This project has confirmed that the potential for beef production based on outfields and fallow arable land is considerable, and the importance of utilisation of the outfields for biodiversity. Results from this study are expected to provide scientific knowledge to the current discussion among politicians and in the society related to a higher utilisation of domestic feed resources, and may be used as basis for political decisions on natural resource management both on regional and national levels. Results have also been used as a knowledge base in political processes concerning lowered GHG-emissions from the agricultural sector. Activities related to GHG-emissions on the farm level has been especially visible in the close cooperation with the joint agricultural project Climate Smart Agriculture. This project has resulted in 1 PhD thesis, 3 MSc theses, 1 Bachelor and 6 comprehensive reports, significant synergy with an adjacent project, in addition to 4 scientific articles.
Norway has set political goals to increase domestic food production, based on national roughage resources, in line with population growth. The cultivable land area is small, 3 pct. of total land area. Due to the climate, cereals are only grown on one-third, and cultivated grass production, as most important, on the rest of the arable area. In addition, substantial valuable feed resources are localised in outfields, i.e. uncultivated vegetation in the forests and mountains. These areas (140 000 square km) represent a 50 pct. unexploited grazing capacity, corresponding to 0,7 mill. cattle. Thus, the agricultural land area is closely related to ruminant livestock species. Population growth and structural changes in the dairy industry are causative for a 10-15 pct. market undersupply of highly demanded domestic beef. This, combined with political signals of improved self-sufficiency, has raised a need for initiatives to reverse this trend.

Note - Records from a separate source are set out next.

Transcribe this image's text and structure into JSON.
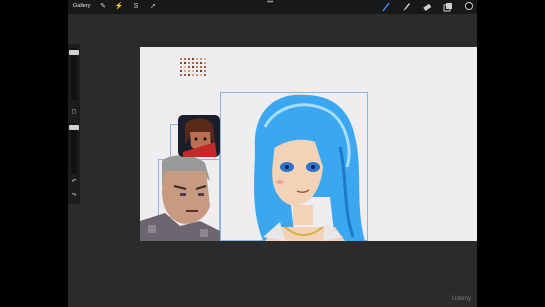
{
  "toolbar": {
    "gallery_label": "Gallery",
    "left_tools": [
      "wrench-icon",
      "magic-wand-icon",
      "selection-icon",
      "transform-icon"
    ],
    "right_tools": [
      "brush-icon",
      "smudge-icon",
      "eraser-icon",
      "layers-icon"
    ],
    "more_label": "•••",
    "color_value": "#000000",
    "accent": "#3d8bff"
  },
  "sidebar": {
    "modify_label": "◻",
    "undo_label": "↶",
    "redo_label": "↷"
  },
  "canvas": {
    "background": "#efedf0",
    "palette_colors": [
      "#c7805a",
      "#b86848",
      "#9a5540",
      "#7a4030",
      "#d9a07a",
      "#c69070",
      "#e6b090",
      "#8c5a46",
      "#5a3a30"
    ]
  },
  "watermark": {
    "text": "Udemy"
  }
}
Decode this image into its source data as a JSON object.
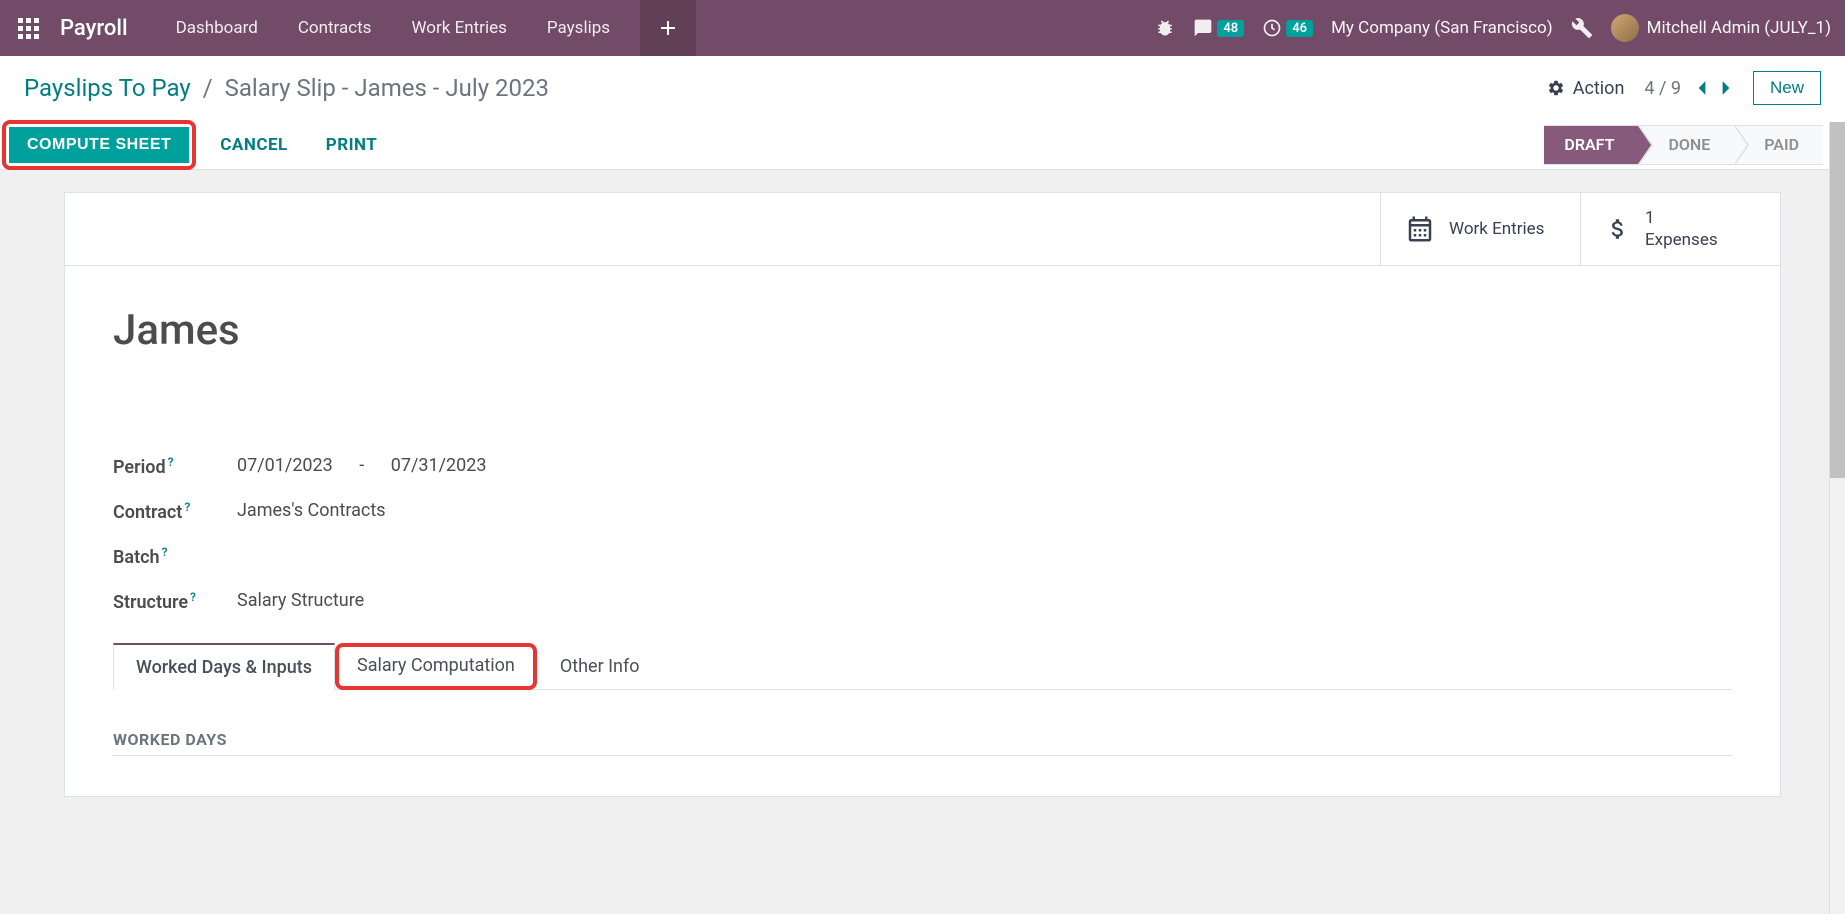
{
  "app_title": "Payroll",
  "nav": {
    "dashboard": "Dashboard",
    "contracts": "Contracts",
    "work_entries": "Work Entries",
    "payslips": "Payslips"
  },
  "topbar": {
    "messages_count": "48",
    "activities_count": "46",
    "company": "My Company (San Francisco)",
    "user": "Mitchell Admin (JULY_1)"
  },
  "breadcrumb": {
    "parent": "Payslips To Pay",
    "sep": "/",
    "current": "Salary Slip - James - July 2023"
  },
  "controls": {
    "action": "Action",
    "pager": "4 / 9",
    "new": "New"
  },
  "actions": {
    "compute": "COMPUTE SHEET",
    "cancel": "CANCEL",
    "print": "PRINT"
  },
  "status": {
    "draft": "DRAFT",
    "done": "DONE",
    "paid": "PAID"
  },
  "stats": {
    "work_entries": "Work Entries",
    "expenses_count": "1",
    "expenses_label": "Expenses"
  },
  "record": {
    "title": "James",
    "period_label": "Period",
    "period_from": "07/01/2023",
    "period_sep": "-",
    "period_to": "07/31/2023",
    "contract_label": "Contract",
    "contract_value": "James's Contracts",
    "batch_label": "Batch",
    "batch_value": "",
    "structure_label": "Structure",
    "structure_value": "Salary Structure"
  },
  "tabs": {
    "worked_days": "Worked Days & Inputs",
    "salary_comp": "Salary Computation",
    "other_info": "Other Info"
  },
  "section": {
    "worked_days_heading": "WORKED DAYS"
  },
  "help_marker": "?"
}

The project aims to contribute to increased, sustainable food production based on national feed resources by identifying cattle production systems that ensure optimal utilisation of regional grassland and pastures with lowest possible climate impacts. The project goals will be obtained by a combination of approaches which include studies of production efficiency in herds utilising outfields, GPS-tracking of grazing cattle, local vegetation mapping, and quantification of available forage crop and -quality within different regions based on national vegetation maps, herd- and climate data. Alternative production yields and -systems will be modelled and analysed to identify the optimal regional localisation of dairy and suckler cow herds in relation to outfield resources, and GHG-emissions quantified to evaluate which alternatives combines increased food production with lowest possible carbon footprint. Finally, the project will examine how alternative production systems will affect biodiversity and cultural landscapes etc.